─── Exercise inputs
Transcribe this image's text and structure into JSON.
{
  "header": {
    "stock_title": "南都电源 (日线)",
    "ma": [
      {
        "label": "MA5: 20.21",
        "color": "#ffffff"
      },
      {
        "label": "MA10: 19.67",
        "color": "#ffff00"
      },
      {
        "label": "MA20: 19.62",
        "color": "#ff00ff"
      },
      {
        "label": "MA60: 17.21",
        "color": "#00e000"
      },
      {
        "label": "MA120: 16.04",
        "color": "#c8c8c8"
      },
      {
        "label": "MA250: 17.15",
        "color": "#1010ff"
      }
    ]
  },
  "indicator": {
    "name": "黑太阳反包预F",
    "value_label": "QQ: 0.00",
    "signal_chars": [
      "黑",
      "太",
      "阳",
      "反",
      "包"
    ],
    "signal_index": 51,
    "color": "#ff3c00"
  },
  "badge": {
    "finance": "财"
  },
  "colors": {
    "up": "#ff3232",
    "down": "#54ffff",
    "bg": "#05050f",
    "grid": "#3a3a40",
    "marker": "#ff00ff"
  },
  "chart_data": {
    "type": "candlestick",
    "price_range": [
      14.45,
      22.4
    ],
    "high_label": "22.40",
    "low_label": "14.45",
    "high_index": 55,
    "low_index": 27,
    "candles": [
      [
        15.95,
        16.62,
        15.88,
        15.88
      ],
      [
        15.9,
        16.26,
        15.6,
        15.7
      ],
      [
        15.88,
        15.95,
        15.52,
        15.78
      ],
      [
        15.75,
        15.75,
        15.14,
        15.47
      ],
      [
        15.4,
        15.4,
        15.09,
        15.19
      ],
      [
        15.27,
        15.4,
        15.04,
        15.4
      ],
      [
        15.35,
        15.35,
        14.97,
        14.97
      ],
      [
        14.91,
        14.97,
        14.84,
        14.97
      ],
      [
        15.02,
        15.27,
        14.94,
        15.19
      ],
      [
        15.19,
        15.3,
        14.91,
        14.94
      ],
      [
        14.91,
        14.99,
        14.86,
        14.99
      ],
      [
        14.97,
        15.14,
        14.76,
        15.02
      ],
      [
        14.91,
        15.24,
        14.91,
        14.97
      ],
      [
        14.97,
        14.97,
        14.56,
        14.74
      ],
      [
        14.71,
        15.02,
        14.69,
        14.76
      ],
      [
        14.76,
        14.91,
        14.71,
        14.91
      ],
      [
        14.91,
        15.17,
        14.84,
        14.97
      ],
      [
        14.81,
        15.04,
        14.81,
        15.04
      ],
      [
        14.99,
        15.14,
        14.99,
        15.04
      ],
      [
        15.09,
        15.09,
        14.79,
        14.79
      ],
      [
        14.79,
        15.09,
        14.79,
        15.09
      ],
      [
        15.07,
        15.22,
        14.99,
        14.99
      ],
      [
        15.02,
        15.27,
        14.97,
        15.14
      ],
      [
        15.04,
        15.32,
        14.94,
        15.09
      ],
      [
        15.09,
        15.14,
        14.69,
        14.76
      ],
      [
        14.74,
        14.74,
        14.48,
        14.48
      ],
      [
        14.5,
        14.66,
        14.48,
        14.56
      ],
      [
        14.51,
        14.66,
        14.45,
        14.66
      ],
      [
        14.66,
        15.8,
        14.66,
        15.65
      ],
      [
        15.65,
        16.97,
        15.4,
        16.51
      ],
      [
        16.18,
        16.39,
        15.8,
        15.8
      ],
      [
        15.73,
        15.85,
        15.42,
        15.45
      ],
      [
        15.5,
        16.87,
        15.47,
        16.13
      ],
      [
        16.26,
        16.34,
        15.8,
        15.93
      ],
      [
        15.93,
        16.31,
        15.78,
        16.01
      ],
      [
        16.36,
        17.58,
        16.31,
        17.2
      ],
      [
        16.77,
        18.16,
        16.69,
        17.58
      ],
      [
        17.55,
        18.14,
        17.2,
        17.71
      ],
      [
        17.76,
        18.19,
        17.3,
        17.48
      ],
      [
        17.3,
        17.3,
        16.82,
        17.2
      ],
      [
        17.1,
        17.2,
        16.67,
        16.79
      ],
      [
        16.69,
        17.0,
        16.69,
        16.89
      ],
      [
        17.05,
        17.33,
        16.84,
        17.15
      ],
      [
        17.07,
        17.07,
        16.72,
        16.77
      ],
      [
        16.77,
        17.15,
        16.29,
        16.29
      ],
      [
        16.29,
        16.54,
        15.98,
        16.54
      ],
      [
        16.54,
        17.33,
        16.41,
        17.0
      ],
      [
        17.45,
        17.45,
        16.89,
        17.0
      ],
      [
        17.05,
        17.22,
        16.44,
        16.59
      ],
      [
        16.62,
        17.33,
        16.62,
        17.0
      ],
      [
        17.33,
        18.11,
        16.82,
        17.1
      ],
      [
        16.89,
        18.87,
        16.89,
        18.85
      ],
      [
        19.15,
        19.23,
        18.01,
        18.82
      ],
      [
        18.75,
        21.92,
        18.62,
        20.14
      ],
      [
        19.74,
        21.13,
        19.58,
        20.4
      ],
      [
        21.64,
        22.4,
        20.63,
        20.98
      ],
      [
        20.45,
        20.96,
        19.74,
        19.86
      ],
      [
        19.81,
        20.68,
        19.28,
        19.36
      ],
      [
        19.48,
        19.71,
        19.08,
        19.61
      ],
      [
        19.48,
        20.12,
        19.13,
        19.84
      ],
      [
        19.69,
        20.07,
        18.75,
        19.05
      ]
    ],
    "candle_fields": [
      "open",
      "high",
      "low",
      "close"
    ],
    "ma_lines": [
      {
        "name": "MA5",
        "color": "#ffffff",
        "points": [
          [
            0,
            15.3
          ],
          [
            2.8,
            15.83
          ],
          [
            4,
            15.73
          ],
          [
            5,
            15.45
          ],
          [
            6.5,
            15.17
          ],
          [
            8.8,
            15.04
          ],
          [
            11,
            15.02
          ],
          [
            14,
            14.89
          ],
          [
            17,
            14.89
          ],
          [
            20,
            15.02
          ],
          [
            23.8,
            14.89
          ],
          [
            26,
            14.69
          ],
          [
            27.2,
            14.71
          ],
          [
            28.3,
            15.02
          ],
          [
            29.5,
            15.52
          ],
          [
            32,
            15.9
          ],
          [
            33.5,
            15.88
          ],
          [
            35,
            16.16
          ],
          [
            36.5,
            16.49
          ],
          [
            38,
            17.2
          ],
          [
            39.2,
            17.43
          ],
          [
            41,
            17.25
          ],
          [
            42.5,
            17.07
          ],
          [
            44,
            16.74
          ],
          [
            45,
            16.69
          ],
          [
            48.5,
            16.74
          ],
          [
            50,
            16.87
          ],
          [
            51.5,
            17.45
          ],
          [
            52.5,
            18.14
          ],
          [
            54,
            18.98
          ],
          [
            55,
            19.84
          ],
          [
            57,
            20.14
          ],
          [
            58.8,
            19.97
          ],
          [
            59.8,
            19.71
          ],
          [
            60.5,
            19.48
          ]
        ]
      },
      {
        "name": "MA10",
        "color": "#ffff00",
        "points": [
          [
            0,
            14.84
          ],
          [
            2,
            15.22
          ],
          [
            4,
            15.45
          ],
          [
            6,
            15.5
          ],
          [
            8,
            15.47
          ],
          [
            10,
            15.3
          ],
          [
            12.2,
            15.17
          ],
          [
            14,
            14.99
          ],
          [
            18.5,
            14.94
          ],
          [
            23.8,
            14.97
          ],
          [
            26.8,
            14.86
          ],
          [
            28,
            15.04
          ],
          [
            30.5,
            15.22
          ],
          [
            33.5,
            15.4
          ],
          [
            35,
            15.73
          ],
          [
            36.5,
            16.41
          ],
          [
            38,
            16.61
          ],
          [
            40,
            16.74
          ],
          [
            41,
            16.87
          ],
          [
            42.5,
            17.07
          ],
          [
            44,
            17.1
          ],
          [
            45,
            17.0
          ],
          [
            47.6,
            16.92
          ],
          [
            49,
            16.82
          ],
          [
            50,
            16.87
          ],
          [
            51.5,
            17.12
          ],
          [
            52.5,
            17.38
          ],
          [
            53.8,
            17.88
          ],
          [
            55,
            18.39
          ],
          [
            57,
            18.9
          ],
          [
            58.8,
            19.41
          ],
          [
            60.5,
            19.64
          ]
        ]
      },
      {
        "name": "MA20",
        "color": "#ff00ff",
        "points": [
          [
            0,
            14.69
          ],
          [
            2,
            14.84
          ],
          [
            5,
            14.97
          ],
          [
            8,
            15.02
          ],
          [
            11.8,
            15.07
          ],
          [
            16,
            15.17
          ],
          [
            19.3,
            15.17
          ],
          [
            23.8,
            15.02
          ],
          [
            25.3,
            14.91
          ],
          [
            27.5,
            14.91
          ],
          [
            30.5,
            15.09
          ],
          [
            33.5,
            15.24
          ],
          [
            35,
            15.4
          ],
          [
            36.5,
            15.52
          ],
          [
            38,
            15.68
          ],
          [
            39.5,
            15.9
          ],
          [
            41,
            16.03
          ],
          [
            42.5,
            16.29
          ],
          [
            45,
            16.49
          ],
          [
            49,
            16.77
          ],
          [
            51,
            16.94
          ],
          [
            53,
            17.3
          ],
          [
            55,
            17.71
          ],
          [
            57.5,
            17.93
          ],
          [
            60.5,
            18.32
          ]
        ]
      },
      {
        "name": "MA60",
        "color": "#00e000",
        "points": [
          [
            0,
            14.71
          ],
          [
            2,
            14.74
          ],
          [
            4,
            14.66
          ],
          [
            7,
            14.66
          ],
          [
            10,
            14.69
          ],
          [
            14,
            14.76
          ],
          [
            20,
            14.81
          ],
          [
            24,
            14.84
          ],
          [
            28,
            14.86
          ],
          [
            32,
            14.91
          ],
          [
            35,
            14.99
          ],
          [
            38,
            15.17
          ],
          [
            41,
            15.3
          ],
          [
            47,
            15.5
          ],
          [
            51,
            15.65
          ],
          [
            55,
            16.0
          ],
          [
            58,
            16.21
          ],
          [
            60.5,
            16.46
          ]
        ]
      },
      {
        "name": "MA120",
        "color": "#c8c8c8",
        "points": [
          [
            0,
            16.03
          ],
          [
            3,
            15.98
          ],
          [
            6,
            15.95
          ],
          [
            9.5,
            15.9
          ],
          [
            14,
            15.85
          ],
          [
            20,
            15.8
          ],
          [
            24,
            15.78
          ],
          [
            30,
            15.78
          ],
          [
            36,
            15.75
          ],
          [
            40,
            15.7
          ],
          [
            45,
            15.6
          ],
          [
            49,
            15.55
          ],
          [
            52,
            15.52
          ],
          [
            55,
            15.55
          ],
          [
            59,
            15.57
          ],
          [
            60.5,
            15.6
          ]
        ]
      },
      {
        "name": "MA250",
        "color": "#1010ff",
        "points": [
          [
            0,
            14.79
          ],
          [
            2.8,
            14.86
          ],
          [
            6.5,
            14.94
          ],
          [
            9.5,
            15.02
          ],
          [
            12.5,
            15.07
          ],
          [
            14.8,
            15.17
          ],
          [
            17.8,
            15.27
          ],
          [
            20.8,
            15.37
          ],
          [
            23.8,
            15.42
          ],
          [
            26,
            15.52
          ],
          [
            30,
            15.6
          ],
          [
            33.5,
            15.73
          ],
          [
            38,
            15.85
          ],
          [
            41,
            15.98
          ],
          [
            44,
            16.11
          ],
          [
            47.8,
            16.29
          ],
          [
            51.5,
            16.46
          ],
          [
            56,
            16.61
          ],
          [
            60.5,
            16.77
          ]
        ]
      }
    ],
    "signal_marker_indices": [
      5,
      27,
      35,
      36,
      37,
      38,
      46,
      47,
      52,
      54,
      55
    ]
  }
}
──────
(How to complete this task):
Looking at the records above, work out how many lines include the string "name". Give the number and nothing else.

(Solution to this problem):
7